Split fence has it merits but at some expense. Requires a well made fence and the ability to straighten, offset & square it to the table. In my view, its risks, and infrequency of use are reasons not to make or use. Full thickness cuts, essentially only those that need a split fence, are very power demanding cuts, hard on the cutter & router and should be done on the shaper where power, fixturing, and cutters permit. A fence for continuous, unbroken, safe duty:
http://patwarner.com/images/1704a.jpg
****************************************************************************
On Nov 23, 10:39 am, snipped-for-privacy@hotmail.com wrote:

Add pictures here
<% if( /^image/.test(type) ){ %>
<% } %>
<%-name%>
Add image file
Upload
On Nov 23, 6:32 pm, snipped-for-privacy@patwarner.com wrote:

That just oozes quality.
Add pictures here
<% if( /^image/.test(type) ){ %>
<% } %>
<%-name%>
Add image file
Upload
wrote:

yeah... Pat's jigs are nicer than the furniture in my house..
mac
Please remove splinters before emailing
Add pictures here
<% if( /^image/.test(type) ){ %>
<% } %>
<%-name%>
Add image file
Upload
Nice!!!
On Nov 23, 3:32 pm, snipped-for-privacy@patwarner.com wrote:

Add pictures here
<% if( /^image/.test(type) ){ %>
<% } %>
<%-name%>
Add image file
Upload

Site Timeline

HomeOwnersHub.com is a website for homeowners and building and maintenance pros.

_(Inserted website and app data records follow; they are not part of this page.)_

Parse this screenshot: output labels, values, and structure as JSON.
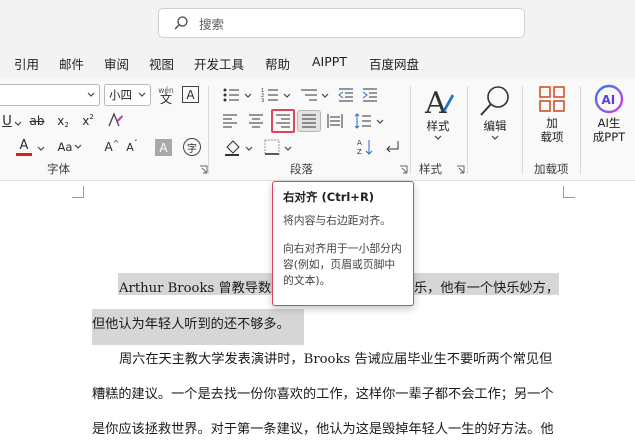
{
  "search": {
    "placeholder": "搜索"
  },
  "tabs": [
    "引用",
    "邮件",
    "审阅",
    "视图",
    "开发工具",
    "帮助",
    "AIPPT",
    "百度网盘"
  ],
  "ribbon": {
    "font_size_value": "小四",
    "wen_label_top": "wén",
    "wen_label_bottom": "文",
    "font_color": "#e21b1b",
    "group_font": "字体",
    "group_paragraph": "段落",
    "group_style": "样式",
    "group_addin": "加载项",
    "style_button": "样式",
    "edit_button": "编辑",
    "addin_button_line1": "加",
    "addin_button_line2": "载项",
    "ai_button_line1": "AI生",
    "ai_button_line2": "成PPT",
    "aa_label": "Aa",
    "a_label": "A",
    "abc_label": "ab",
    "x2_sub": "x",
    "x2_sup": "x",
    "highlight_color": "#e21b1b",
    "accent_red": "#e0435c"
  },
  "tooltip": {
    "title": "右对齐 (Ctrl+R)",
    "desc": "将内容与右边距对齐。",
    "more": "向右对齐用于一小部分内容(例如，页眉或页脚中的文本)。"
  },
  "document": {
    "lines": [
      "Arthur Brooks 曾教导数百",
      "乐，他有一个快乐妙方，",
      "但他认为年轻人听到的还不够多。",
      "周六在天主教大学发表演讲时，Brooks 告诫应届毕业生不要听两个常见但",
      "糟糕的建议。一个是去找一份你喜欢的工作，这样你一辈子都不会工作；另一个",
      "是你应该拯救世界。对于第一条建议，他认为这是毁掉年轻人一生的好方法。他"
    ]
  }
}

It is not affiliated with any of the manufacturers or service providers discussed here. All logos and trade names are the property of their respective owners.